#### forever_physicist

Hello everybody! I have a silly question that is blowing my mind.
When there is a circular polarized electric field, it can be interpreted as the real part of a complex field, for example
$$E(t) = E_0( \hat{x}+i\hat{y}) e^{-i\omega t}$$
Now, for some selection rules it is useful to calculate the matrix elements of the dipole operator in the direction of the electric field. If we use this definition that operator is
$$D_x + iD_y$$
while if we use directly the real electric field we get a different operator, that should be the correct one. Anyway, to derive the selection rules, usually this notation is used.
How can this work?

Usually one uses 1st-order perturbation theory, i.e., simply the matrix element of the dipole operator wrt. the unperturbed atomic states (Fermi's golden rule). So you can take the complex form and find the one for the real part by superposition.

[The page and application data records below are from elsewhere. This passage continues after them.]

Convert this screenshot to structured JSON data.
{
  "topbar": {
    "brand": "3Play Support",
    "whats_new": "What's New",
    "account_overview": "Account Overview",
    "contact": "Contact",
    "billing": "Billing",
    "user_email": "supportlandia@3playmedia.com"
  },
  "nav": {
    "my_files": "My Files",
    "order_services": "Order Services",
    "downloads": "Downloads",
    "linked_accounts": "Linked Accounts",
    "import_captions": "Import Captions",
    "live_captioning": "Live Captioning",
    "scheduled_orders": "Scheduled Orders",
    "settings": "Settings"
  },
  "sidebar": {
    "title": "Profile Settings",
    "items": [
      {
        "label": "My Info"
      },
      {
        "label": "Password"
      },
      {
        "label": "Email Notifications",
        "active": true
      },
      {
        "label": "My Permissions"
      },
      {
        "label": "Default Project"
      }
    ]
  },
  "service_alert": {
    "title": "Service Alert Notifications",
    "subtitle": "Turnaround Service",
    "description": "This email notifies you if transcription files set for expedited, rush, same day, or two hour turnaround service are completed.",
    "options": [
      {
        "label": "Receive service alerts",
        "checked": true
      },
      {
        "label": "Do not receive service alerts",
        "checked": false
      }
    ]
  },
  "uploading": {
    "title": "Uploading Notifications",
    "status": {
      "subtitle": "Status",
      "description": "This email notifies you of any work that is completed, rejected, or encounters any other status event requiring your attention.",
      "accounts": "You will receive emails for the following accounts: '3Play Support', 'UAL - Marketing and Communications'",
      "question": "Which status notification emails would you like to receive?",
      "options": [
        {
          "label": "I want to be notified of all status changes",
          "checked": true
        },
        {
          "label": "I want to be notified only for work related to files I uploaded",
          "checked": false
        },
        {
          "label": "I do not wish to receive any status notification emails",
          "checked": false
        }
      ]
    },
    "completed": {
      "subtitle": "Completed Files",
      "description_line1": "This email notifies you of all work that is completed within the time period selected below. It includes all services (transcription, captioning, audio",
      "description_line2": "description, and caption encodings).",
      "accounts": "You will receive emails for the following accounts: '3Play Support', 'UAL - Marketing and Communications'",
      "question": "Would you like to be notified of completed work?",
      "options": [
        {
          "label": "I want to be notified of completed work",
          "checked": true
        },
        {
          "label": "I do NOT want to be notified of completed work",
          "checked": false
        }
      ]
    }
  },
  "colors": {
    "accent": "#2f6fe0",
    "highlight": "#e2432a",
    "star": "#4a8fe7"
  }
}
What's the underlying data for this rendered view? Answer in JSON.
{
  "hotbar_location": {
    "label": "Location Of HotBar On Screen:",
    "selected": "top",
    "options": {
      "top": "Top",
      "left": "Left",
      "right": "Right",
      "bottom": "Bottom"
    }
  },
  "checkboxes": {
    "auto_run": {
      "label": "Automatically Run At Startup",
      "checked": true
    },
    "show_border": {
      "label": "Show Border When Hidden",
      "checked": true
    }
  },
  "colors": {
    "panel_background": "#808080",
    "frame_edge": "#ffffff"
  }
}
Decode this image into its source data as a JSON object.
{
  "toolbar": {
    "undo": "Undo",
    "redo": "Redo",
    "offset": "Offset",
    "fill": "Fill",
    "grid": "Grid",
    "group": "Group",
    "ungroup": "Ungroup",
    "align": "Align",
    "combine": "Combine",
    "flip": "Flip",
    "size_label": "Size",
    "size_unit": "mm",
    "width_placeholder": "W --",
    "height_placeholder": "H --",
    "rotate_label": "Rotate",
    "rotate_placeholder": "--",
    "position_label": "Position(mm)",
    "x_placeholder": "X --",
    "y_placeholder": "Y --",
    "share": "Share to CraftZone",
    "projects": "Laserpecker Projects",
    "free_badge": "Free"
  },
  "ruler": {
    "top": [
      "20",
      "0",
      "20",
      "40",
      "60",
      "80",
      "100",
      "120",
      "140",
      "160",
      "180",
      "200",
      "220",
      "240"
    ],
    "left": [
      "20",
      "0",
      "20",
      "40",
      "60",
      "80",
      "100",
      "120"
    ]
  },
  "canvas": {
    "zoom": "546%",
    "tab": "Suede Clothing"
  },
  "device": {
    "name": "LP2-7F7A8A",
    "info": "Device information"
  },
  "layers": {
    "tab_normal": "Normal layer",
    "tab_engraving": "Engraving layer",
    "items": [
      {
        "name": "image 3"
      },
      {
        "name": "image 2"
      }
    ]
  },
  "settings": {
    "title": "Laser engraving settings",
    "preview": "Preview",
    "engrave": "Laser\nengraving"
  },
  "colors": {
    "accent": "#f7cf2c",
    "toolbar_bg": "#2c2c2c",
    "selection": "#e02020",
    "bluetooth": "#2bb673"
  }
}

• malawi_glenn
In most cases where the dipole operator is non-trivial, you will end up writing the dipole matrix in the molecule frame and the electric field in the lab frame. (You make them meet with the Wigner-Eckart theorem.) So don't bother trying to guess the right coordinates for ##D## in the lab frame at the start.